What else, um, I'm dying... weird head lump that's making the specialists scratch their noggins in wonder... I don't have time to die. I'm far to busy making films. Join with me in telling 'Evil Richard', as we're calling the head lump, to piss off!

Til next time, chow!



Where is he?

What's he doing?

Why doesn't he love us any more?

What's that odd smell?

Quiet down you lot. On top of work, I'm a freak'n student now. I thought I was going to be able to grow my hair long. Drink Schnapps whilst pondering the mysteries of life in a black skivvy. Make love to far too thin models from exotic climes to the sound of my own voice haughtily complaining about the Mise en Scene of her Italian decorated penthouse apartment.

But no...

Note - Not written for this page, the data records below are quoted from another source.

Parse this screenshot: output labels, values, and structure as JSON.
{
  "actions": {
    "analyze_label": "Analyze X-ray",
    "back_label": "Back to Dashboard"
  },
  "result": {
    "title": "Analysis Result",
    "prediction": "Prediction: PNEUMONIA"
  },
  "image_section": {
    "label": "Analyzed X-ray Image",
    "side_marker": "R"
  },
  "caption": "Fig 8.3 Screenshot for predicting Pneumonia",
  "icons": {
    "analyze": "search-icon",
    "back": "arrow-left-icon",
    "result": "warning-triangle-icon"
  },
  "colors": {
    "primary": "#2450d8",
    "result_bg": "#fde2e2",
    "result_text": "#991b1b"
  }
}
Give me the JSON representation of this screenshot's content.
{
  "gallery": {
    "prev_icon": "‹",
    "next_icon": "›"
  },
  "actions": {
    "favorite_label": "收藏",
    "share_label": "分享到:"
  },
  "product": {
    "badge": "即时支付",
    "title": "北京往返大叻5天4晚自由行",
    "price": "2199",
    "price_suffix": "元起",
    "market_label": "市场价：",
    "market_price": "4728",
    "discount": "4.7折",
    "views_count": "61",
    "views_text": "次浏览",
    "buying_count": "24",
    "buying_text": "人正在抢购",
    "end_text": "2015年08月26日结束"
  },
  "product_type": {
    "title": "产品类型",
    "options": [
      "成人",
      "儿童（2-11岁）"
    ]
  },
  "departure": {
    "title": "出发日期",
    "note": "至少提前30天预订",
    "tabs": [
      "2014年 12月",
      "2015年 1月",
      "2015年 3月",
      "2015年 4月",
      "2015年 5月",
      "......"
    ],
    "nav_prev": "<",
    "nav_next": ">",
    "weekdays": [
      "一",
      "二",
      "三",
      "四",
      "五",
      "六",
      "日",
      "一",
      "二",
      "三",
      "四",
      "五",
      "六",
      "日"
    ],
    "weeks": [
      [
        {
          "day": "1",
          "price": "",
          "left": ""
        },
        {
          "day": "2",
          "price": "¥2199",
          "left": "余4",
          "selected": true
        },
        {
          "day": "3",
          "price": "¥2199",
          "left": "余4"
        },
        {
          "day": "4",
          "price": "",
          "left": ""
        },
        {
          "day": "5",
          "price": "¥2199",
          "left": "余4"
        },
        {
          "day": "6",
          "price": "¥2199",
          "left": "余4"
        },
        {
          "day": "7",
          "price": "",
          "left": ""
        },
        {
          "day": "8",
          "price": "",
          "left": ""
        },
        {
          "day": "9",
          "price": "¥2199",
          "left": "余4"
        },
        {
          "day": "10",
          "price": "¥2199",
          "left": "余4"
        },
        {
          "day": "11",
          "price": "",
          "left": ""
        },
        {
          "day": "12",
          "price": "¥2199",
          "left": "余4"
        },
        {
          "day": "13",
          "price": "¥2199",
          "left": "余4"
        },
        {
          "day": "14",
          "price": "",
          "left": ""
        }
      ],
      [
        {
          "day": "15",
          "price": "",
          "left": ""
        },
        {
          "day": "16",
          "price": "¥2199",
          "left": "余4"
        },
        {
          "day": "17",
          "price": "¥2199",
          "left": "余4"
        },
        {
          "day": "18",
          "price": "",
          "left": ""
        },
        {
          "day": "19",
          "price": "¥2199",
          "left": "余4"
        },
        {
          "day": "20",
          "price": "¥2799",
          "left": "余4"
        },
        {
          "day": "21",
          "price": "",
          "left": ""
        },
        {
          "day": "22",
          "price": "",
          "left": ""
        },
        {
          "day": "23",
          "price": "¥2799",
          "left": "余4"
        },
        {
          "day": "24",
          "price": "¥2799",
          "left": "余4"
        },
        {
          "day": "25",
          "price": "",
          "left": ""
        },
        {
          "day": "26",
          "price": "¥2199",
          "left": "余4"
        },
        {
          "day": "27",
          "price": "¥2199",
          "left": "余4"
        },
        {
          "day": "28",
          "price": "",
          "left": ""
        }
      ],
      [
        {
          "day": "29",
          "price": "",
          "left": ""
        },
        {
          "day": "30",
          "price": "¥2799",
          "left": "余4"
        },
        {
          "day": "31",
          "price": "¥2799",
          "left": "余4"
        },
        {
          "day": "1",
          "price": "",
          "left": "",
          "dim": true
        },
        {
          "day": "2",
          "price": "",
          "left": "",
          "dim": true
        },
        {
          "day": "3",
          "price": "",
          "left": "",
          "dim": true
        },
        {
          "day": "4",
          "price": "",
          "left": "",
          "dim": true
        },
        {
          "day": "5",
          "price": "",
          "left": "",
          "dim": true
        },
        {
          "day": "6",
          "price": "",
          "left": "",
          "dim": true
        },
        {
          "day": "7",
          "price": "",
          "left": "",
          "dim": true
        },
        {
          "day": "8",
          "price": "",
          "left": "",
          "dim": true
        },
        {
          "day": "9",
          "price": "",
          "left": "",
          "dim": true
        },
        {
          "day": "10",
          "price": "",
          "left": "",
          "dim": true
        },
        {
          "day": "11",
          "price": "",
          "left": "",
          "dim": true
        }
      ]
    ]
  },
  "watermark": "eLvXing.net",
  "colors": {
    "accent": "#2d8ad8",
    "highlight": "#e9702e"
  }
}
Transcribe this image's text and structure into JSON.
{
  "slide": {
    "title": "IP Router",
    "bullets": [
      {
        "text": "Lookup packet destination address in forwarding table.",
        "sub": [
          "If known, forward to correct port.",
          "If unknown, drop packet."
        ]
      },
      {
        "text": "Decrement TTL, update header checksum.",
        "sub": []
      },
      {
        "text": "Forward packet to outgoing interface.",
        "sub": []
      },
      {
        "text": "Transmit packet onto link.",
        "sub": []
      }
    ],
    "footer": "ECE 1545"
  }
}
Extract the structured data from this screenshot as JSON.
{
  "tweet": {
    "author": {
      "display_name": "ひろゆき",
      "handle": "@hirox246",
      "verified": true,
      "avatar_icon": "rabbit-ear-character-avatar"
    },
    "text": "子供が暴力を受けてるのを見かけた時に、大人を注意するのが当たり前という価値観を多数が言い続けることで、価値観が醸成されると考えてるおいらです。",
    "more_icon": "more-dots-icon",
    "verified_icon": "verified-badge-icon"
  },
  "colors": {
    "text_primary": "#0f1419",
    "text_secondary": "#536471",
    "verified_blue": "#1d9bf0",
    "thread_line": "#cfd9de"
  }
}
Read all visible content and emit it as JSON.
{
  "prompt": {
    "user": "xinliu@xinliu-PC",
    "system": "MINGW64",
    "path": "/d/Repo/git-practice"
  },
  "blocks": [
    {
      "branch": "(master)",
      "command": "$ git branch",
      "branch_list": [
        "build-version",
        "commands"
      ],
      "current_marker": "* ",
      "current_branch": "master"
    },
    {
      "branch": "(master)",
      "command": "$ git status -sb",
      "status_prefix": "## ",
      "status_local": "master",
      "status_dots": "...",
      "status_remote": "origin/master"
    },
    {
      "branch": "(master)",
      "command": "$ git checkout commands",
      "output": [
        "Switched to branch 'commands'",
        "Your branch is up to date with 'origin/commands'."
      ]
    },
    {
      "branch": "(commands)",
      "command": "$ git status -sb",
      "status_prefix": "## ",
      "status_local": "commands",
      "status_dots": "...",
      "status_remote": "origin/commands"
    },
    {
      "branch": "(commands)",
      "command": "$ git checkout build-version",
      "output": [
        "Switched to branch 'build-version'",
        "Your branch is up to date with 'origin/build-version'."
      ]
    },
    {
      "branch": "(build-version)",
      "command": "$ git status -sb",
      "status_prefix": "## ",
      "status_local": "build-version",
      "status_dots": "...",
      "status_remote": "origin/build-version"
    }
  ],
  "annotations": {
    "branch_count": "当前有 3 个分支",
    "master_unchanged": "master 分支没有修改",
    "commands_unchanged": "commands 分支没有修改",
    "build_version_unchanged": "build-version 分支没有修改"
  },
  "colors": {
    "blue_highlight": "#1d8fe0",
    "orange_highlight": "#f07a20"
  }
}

Making films seems to be a lot of work. Who woulda thunk it? Well... me really. Outside of class time, when I'm not working, I've been trying to arrange three different projects to the point where I have enough information and credibility that will convince the school to let me turn the ideas into actual films.

My Doco idea, for I have to make a Doco this semester, is not something that's straight forward or easy but the idea, the story, and the characters involved are ones that I find compelling. Something I can definitely maintain interest in for the next 6 months. So I continue to liaise with four different groups of people, treading the fine balance between their own strongly felt belief systems and navigate their vastly varying bureaucracies. Try that whilst trekking in and out of these communities deep within the Aussie bush with no road access and an inherent suspicion of outsiders and then try to source 'free' archival footage and historical information on top of that. This project isn't easy, no, but I've been dogged and very, very lucky so far and I think by the time I pitch the idea to the school in a couple of weeks the inroads I've made so far will help convince them to make it a film.

...and that's only one of three projects.

So this is where I've been, and what I've been doing, and yes, of course I still love you peoples and I check the blogs as often as I can but bear with me if I don't post or comment often.

Until next time... keep watching the skies! What?

PS. Oh and the smell is me... Sorry... A lot of these remote communities don't have what you'd call 'modern facilities'.